Forget Them Not

By Andrew Barnhart
2 Timothy 2:2
     Grandparents day is celebrated in various countries around the world.  Here in America, it falls on the first Sunday after Labor Day in September.  It often comes and goes without much fanfare.  (I’ve heard more this year about national coffee day, also in September).  It definitely isn’t the same as Mothers day or Fathers day.  
     It was first formally suggested in 1969, when a 9 year old boy named Russell Capper sent a letter to President Nixon advocating for a day dedicated to celebrating grandparents.  The boy received a letter back from the President's secretary, thanking him for his suggestion.  However, the letter stated, “proclamations for special observances are only when a congressional resolution authorizes him to do so.” 
     A year later, in 1970 a woman named Marian McQuade campaigned for a day to be set aside to honor grandparents as well.  It wasn’t until 8 years later that President Jimmy Carter proclaimed a national grandparents day (after Congress passed legislation) - and the first one was then celebrated in 1979.  Grandparents day even has an official flower, the forget-me-not.
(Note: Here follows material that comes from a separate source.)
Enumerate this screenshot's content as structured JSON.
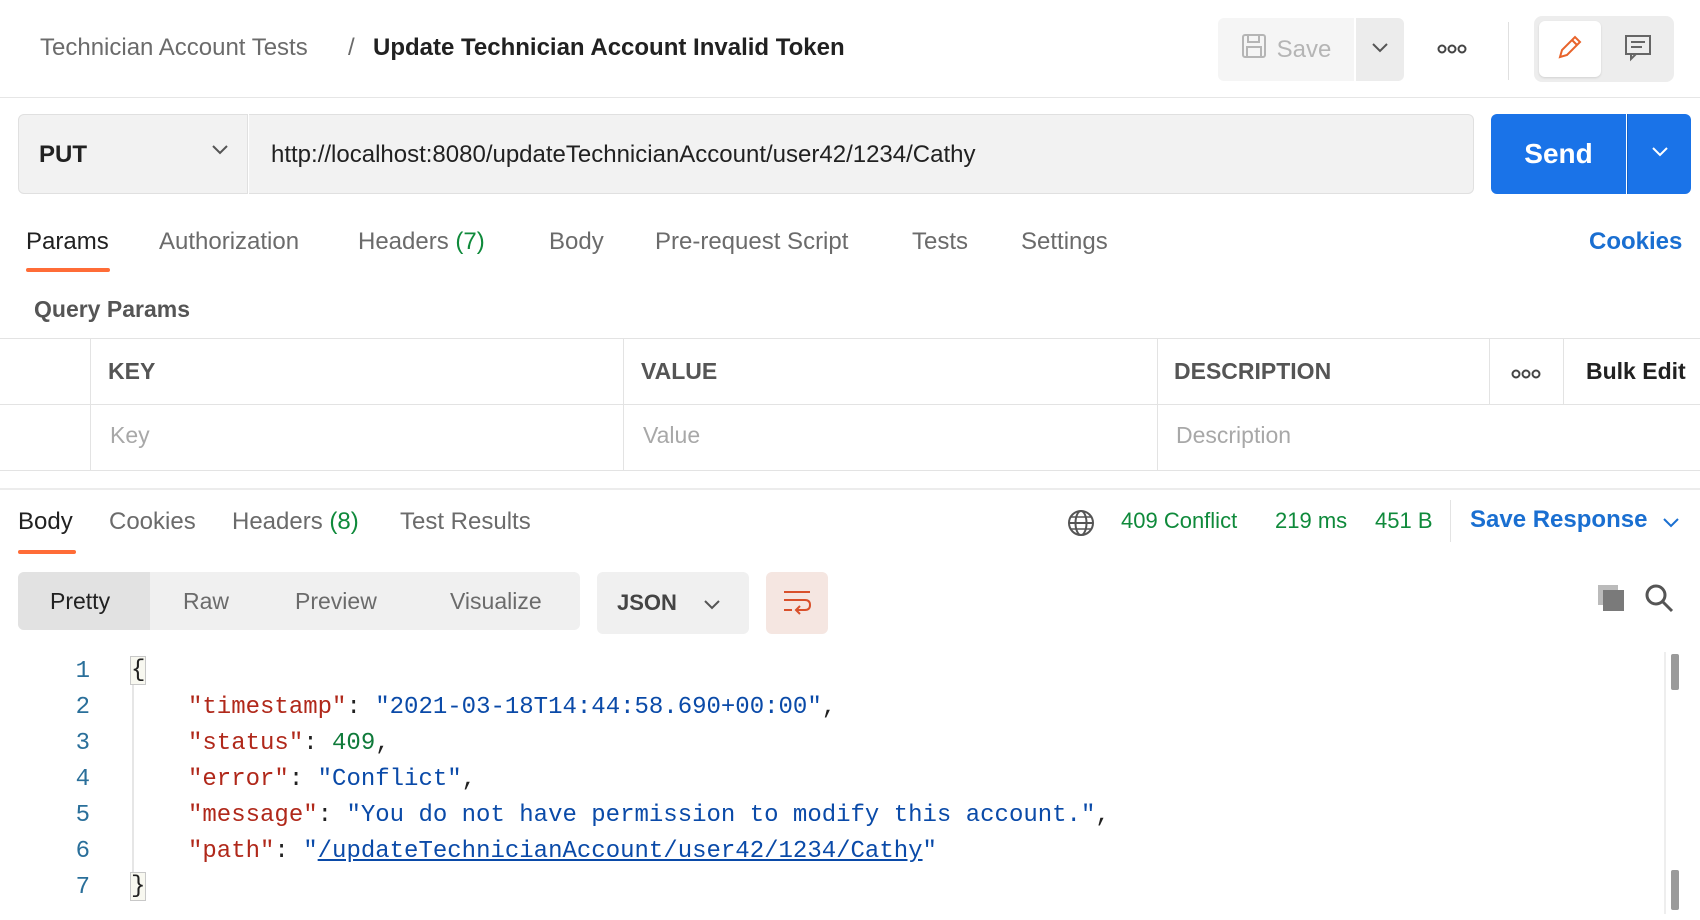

That’s actually very fitting for what I want to write about today.
     I was blessed to have known 3 out of my 4 grandparents.  They each demonstrated and taught me things, and I got to spend time with all of them.  I did not know my grandfather on the Barnhart side, as he died when my father was around 10 years old.  That left my Grandma Barnhart to raise 5 kids on her own.  I believe she had about a 6th grade education, and when she died, had about 50 cents to her name.  It was this lady, who had little education, who lived through things like the Great Depression and World War 2, who had a husband who died with kids still at home - who was the biggest spiritual influence in my life.  Not that my parents didn’t influence me - but I believe every child needs someone outside of a mom or dad who will pour into them.  The person who did that for me was my grandmother.  
     I spent MANY hours with her as a kid during the summer, as she lived next to us out in the country.  She had two HUGE gardens, where she grew anything and everything.  She always had some sort of flowers blooming.  In her yard, she had apple, cherry, pear, and plum trees, among other things.  She baked, canned, and froze her food, all to help save her money on groceries.  We worked outside together most of the day, until it was too hot in the middle of the afternoon.  During that time, we would then eat lunch and play games inside together.  
Deuteronomy 6:7 says - “You shall teach them diligently (meaning spiritual truths) to your children and shall talk of them when you sit in your house and when you walk by the way, and when you lie down, and when you rise up.”  
     That’s what my grandmother did.  What a privilege it was to have someone in my life who lived out that verse.  Not only did she plant seeds in her garden year after year, she planted spiritual truths in the heart of her grandson day after day.   I still marvel at how she did that - as it’s easier said than done.  She took the Truth of God’s Word and talked about it in a way a kid could understand.  She talked about, and lived out, why it was important to work hard, to be content, thankful, giving, and to be honest in what I said and did.  She insisted that I always tell the truth, even if I feared doing it.  
     She’s been gone 18 years now, and there are times when I don’t know what to think or do, that I wonder to myself - what would she tell me?  If I stop to think about it, I can predict what she would say because what she was doing was pointing me towards the Scriptures and towards the God revealed in the Bible.  
     She left this Earth not knowing the DRASTIC impact she had on my life.  I suppose that’s true in many instances.  We may not understand the influence we do have until we receive our reward in Heaven.  I think she left a huge imprint upon me in that when teaching children, I realize I basically just mimic what she did with me.  That’s why I look forward to Junior camp each year - it’s an opportunity to play together, eat together, and learn about God together.
     I often have to remind myself that children can be like growing a garden.  It’s hard work.  I have to be patient.   I’m instructed to sow the seed, and to water the plant, but it’s God that makes it grow. (1 Corinthians 3:6-7).  
     Another Grandparents day has come and gone, but I for one will not forget, and will be eternally grateful, for the time she invested into me.  Not only did she look after me physically, but more so spiritually.  For that, I will “forget-her-not.”

If you had/have a grandparent who has influenced you, feel free to leave a brief comment to let us know!
Andrew and his grandma, Hazel, in 1994


Maureen Thurman - October 6th, 2021 at 10:03am

Thanks Andrew. Good message. Lot of memories and future things to do☝🙏🙏

Linda P - October 6th, 2021 at 11:00am

I was not fortunate enough to have grandparents that I was close to as we lived too far away, but those of you who do, cherish them ( children cherish your grandparents, grandparents cherish your grandchildren). I loved talking to my grandchildren about the Lord and still do. ❤️ Thanks for sharing Andrew.